The expected output is a copy of every line in the records with the string "sender".

------------------------------------------------------------

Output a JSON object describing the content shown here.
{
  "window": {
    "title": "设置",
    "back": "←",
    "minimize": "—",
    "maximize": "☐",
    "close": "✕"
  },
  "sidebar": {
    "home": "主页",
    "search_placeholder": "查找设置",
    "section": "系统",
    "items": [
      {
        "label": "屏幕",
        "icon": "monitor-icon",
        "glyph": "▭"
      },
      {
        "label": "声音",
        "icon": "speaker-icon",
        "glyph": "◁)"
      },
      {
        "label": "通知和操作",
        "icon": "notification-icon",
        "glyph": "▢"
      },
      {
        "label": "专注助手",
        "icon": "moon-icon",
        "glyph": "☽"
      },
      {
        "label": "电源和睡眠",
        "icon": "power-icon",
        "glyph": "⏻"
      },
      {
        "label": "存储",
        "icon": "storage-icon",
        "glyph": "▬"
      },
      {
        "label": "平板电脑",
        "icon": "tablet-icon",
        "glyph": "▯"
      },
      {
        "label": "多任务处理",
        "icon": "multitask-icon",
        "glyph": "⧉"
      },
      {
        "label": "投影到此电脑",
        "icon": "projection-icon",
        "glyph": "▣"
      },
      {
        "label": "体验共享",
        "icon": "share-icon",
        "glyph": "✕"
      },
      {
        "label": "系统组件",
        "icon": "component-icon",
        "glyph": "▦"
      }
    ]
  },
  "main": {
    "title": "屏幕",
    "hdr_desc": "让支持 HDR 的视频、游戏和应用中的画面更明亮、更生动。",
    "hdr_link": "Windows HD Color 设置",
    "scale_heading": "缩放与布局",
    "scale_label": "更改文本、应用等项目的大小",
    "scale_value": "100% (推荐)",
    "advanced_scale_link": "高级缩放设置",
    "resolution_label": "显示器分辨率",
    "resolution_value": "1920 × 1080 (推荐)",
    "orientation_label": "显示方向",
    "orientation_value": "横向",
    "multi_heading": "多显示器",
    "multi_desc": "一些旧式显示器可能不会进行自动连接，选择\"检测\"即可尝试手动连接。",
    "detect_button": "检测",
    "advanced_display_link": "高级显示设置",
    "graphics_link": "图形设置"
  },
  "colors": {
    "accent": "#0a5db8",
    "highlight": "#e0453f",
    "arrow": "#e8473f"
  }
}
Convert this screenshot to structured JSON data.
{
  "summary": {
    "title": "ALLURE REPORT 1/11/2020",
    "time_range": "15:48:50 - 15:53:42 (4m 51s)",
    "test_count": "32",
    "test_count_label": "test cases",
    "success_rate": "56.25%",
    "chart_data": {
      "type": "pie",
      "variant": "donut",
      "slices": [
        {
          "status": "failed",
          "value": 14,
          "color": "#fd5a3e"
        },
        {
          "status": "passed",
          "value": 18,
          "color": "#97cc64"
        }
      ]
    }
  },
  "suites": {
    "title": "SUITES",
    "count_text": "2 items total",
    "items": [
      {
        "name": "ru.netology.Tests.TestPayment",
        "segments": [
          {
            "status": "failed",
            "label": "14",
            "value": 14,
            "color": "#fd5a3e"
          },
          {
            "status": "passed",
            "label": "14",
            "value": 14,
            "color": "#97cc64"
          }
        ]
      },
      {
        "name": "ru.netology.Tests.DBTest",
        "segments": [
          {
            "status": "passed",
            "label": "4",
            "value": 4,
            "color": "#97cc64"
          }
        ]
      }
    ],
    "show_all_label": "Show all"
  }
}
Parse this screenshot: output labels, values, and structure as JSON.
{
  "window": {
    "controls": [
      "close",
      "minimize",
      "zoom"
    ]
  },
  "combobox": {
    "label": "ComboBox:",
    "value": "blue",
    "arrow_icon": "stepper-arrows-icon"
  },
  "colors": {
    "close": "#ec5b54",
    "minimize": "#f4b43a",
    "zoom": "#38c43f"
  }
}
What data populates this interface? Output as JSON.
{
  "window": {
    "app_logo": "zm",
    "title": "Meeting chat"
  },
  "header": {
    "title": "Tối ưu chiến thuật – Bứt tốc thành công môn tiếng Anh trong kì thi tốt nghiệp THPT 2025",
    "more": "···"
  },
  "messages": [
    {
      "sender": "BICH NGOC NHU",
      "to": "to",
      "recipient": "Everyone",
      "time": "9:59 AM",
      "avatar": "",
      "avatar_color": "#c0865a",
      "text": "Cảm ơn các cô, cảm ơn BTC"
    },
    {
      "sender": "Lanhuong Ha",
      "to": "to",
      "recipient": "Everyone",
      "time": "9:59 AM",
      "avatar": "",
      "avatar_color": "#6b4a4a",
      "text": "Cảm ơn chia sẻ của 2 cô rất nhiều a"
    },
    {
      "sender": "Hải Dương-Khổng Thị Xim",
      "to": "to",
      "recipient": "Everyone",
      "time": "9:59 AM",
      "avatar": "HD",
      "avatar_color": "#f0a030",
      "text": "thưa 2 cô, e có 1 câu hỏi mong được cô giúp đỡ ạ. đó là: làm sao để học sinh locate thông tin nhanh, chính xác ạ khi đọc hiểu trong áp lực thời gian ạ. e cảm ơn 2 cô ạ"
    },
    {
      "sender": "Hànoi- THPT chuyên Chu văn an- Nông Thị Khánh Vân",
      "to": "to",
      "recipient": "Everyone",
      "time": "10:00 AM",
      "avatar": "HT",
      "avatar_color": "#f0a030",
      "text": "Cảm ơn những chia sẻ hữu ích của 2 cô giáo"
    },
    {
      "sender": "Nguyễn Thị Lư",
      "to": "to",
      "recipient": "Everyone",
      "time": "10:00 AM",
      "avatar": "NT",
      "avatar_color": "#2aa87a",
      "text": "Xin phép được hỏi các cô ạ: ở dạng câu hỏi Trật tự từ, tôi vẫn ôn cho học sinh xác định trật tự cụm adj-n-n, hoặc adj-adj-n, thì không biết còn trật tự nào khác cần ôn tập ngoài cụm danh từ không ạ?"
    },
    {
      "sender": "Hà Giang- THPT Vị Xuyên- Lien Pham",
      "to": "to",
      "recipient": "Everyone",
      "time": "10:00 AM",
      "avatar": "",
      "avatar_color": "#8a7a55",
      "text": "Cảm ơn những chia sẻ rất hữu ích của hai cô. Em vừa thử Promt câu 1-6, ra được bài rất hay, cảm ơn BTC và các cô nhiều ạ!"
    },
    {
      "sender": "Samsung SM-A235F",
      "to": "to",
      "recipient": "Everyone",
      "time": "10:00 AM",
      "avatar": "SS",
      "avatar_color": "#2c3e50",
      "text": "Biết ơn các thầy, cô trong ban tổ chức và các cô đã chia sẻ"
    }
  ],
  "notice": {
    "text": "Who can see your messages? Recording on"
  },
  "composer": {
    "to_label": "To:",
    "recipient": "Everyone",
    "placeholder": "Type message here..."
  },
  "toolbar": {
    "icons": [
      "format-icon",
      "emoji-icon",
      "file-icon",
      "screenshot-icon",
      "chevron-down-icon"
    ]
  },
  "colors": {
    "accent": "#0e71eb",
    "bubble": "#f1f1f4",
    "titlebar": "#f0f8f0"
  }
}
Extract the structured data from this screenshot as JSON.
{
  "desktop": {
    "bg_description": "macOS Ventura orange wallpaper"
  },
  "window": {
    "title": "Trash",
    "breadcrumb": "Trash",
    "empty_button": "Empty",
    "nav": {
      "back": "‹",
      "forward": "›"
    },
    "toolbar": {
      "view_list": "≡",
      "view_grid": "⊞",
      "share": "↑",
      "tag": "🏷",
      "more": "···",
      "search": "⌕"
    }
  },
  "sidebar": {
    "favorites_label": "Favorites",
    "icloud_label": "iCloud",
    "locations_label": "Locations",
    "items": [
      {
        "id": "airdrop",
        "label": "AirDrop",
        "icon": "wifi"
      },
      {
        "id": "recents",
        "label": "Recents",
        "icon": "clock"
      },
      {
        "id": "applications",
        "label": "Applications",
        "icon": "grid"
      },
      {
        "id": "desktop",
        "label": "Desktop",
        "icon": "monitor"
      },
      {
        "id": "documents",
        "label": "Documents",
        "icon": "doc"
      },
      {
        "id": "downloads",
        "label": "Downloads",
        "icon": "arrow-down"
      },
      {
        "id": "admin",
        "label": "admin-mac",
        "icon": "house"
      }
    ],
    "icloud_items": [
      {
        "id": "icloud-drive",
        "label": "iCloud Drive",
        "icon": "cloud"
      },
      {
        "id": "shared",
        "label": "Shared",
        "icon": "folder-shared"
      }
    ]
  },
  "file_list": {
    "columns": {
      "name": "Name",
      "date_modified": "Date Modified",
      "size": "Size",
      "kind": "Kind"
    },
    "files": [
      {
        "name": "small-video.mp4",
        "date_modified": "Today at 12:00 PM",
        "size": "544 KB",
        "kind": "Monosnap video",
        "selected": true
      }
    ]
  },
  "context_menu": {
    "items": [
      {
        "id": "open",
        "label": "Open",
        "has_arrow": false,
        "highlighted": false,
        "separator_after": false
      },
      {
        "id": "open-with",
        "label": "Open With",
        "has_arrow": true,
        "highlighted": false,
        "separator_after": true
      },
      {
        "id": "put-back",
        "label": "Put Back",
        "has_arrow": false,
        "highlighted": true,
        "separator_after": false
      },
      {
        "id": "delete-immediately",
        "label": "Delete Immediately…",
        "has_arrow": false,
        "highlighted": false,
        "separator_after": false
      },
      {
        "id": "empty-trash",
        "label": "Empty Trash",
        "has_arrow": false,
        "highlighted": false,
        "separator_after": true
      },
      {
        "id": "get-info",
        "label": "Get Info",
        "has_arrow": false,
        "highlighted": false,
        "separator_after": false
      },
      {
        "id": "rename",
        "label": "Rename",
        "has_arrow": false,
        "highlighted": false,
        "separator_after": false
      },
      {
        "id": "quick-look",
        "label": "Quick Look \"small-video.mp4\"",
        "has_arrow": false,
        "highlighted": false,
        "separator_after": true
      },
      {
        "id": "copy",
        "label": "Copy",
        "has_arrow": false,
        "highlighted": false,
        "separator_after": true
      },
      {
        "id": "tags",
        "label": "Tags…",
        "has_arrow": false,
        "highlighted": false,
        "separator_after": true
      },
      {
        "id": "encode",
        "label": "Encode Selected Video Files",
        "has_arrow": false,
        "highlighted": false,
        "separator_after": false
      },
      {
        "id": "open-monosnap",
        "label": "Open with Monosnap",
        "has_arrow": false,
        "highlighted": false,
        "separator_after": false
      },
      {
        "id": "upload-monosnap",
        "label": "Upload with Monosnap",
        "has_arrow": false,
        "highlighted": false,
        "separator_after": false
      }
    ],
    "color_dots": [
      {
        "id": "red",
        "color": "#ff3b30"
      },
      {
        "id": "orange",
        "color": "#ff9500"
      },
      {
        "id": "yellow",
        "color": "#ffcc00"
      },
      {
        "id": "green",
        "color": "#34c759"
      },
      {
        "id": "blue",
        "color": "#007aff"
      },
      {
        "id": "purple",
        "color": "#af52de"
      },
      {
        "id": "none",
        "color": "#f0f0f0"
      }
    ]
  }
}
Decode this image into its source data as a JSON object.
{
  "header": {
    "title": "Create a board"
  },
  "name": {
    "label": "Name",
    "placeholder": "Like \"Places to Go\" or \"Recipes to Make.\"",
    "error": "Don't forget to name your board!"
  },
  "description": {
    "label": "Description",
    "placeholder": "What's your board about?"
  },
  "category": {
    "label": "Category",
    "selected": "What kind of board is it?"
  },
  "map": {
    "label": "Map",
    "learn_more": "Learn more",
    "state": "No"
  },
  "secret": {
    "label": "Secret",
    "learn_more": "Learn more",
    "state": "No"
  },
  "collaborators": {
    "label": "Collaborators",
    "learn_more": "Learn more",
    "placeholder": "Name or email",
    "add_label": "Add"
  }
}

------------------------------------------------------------

▶ _Output for this exercise_:
      "sender": "BICH NGOC NHU",
      "sender": "Lanhuong Ha",
      "sender": "Hải Dương-Khổng Thị Xim",
      "sender": "Hànoi- THPT chuyên Chu văn an- Nông Thị Khánh Vân",
      "sender": "Nguyễn Thị Lư",
      "sender": "Hà Giang- THPT Vị Xuyên- Lien Pham",
      "sender": "Samsung SM-A235F",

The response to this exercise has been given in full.